The value of a live elephant to ecotourism over the course of its lifetime is 76 times higher – more than $1.6 million (15), which supports conservationists’ arguments for not just the intrinsic but the hard cash value of preserving wildlife and their habitats. The challenge now is to bring those benefits to all Tanzanians. Safari outfits are hiring locals as guides, and some communities have set up their own ecotourism operations, which in some cases pump tens of thousands of dollars into local economies.


Citations

1. “ Serengeti Road Plan Offers Prospects and Fears.” The New York Times, 2010.
2. “ East African Court Blocks Paved Serengeti Highway.” The New York Times, 2014.
3. “ Serengeti road divides biologists: Will a road across the northern tier of Serengeti National Park ruin it?” Science Daily, 2013.
4. “ Fighting the paving of paradise.” Earth Island Journal, 2012.
5. “ East African Transport Race Heats Up.” Serengeti Watch,  2013.
6. “ A New Threat in the Serengeti to the World’s Greatest Animal Migration.” Takepart.com, 2015.
7. “ Tourism beats gold in earnings.” The Citizen, 2013.
8. “ Worries over new roads in Tanzania's Serengeti.” BBC News, 2014.
9. Serengeti National Park, Tanzania. Eoearth.org, 2012.
10. “ Road will ruin Serengeti.” Nature, 2010.
11. “ The impact of crop raiding by wild animals in communities surrounding the Serengeti National Park, Tanzania.” International Journal of Biodiversity and Conservation, 2014.
12. “Tanzania tourist arrivals reach 1 million mark.” eTurboNews.com, 2013.
13. The World Factbook – CIA. 2015.
14. “ 100,000 Elephants Killed by Poachers in Just Three Years, Landmark Analysis Finds.” National Geographic, 2014.
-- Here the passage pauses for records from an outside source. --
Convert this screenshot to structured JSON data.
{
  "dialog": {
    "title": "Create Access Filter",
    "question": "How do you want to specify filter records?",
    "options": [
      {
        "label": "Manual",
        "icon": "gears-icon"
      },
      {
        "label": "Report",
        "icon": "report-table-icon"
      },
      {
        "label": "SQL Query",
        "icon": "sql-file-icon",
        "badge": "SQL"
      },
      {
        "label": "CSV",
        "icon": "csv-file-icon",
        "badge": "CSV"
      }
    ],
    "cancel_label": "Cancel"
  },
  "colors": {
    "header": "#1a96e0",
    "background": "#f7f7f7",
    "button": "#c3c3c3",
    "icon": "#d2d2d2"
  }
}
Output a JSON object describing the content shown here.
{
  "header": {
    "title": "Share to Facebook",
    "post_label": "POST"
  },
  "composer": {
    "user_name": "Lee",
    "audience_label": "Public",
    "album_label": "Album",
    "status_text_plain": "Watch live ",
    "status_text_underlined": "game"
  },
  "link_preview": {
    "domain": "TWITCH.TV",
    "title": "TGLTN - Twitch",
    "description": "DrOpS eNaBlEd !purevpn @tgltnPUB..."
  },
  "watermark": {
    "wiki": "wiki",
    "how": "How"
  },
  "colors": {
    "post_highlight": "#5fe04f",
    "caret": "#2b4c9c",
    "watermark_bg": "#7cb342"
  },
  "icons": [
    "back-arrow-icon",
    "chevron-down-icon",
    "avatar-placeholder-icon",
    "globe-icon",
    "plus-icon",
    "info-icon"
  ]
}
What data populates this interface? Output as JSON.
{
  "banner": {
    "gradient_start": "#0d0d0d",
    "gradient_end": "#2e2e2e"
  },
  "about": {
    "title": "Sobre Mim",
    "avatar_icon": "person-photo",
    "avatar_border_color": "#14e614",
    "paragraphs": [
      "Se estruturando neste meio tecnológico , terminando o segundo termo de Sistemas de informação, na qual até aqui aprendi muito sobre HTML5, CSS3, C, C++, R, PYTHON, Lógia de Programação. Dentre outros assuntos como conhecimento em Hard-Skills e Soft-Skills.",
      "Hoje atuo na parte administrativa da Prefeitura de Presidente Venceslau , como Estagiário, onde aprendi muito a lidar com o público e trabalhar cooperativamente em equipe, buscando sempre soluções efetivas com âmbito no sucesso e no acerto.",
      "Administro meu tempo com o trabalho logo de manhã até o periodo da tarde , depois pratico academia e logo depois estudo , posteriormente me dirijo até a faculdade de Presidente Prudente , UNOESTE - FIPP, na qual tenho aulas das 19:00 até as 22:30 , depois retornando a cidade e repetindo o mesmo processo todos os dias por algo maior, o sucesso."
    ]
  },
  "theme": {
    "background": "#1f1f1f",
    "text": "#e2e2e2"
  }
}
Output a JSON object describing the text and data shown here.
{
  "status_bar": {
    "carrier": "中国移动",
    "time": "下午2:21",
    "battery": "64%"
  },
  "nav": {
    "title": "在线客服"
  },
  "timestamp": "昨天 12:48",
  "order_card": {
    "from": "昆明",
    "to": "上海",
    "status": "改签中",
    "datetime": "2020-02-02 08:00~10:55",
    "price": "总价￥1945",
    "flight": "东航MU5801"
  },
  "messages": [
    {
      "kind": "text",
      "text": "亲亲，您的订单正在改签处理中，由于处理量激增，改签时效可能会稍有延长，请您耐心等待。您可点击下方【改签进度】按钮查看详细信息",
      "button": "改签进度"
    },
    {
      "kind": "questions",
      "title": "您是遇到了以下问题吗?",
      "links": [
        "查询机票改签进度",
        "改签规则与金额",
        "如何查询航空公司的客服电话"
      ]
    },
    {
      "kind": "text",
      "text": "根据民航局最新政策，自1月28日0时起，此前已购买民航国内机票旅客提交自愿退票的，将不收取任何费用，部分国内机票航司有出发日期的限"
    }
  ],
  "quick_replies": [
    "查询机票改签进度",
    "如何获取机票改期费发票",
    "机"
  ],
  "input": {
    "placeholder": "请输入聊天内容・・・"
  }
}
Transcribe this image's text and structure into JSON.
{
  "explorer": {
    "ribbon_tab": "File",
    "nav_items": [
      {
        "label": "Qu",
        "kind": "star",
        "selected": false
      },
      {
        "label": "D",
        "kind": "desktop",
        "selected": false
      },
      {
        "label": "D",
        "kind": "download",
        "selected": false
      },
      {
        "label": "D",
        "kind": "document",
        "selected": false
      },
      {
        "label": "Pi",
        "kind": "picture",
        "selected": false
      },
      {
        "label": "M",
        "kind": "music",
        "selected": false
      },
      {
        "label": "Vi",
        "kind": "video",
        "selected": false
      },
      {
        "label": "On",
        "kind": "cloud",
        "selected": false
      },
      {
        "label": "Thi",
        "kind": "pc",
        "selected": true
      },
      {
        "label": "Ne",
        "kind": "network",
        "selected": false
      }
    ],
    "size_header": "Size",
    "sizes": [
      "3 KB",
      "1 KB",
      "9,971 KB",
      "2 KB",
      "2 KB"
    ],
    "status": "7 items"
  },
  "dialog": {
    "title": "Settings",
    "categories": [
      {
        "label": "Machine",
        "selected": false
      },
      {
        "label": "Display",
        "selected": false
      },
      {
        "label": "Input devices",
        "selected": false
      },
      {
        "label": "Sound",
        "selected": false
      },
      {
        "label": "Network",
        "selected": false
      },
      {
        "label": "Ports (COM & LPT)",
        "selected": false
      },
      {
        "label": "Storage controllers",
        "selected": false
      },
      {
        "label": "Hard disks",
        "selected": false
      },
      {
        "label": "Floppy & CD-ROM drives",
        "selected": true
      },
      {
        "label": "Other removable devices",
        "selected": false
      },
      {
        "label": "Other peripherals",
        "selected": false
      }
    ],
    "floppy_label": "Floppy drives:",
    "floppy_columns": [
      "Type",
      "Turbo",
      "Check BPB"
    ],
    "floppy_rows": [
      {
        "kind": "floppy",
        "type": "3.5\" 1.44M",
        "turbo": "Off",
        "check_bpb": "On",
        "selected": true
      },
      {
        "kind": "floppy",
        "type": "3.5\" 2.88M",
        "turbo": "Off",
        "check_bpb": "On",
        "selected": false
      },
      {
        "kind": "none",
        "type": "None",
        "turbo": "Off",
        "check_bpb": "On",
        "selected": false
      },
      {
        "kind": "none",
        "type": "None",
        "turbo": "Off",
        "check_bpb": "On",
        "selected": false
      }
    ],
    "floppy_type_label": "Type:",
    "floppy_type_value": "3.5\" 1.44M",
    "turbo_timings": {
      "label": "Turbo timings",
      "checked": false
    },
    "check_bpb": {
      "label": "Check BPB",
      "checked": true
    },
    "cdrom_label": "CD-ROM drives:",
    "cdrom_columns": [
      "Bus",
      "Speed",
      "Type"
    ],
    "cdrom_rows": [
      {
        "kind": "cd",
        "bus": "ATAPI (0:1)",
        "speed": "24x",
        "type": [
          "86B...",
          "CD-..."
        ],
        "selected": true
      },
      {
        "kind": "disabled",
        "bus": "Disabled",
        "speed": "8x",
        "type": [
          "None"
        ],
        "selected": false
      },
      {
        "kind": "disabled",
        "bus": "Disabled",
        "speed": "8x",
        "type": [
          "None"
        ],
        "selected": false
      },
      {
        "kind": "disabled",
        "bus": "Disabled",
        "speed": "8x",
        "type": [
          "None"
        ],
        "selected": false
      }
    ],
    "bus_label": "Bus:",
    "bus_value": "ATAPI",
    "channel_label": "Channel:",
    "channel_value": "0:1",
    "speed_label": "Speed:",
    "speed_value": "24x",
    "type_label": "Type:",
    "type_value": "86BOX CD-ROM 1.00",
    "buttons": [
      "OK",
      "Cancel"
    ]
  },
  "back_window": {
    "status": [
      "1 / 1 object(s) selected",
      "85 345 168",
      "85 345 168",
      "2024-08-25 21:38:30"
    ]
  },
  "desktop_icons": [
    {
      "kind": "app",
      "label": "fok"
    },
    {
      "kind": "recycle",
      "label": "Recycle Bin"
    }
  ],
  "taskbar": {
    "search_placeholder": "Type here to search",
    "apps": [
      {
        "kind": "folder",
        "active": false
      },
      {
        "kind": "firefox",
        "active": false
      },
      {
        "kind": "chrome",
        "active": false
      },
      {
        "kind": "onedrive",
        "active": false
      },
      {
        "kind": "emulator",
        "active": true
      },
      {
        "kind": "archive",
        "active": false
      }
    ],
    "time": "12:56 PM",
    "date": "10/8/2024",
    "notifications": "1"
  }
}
15. “ Dead or Alive? Valuing an Elephant.” The David Sheldrick Wildlife Trust, 2013.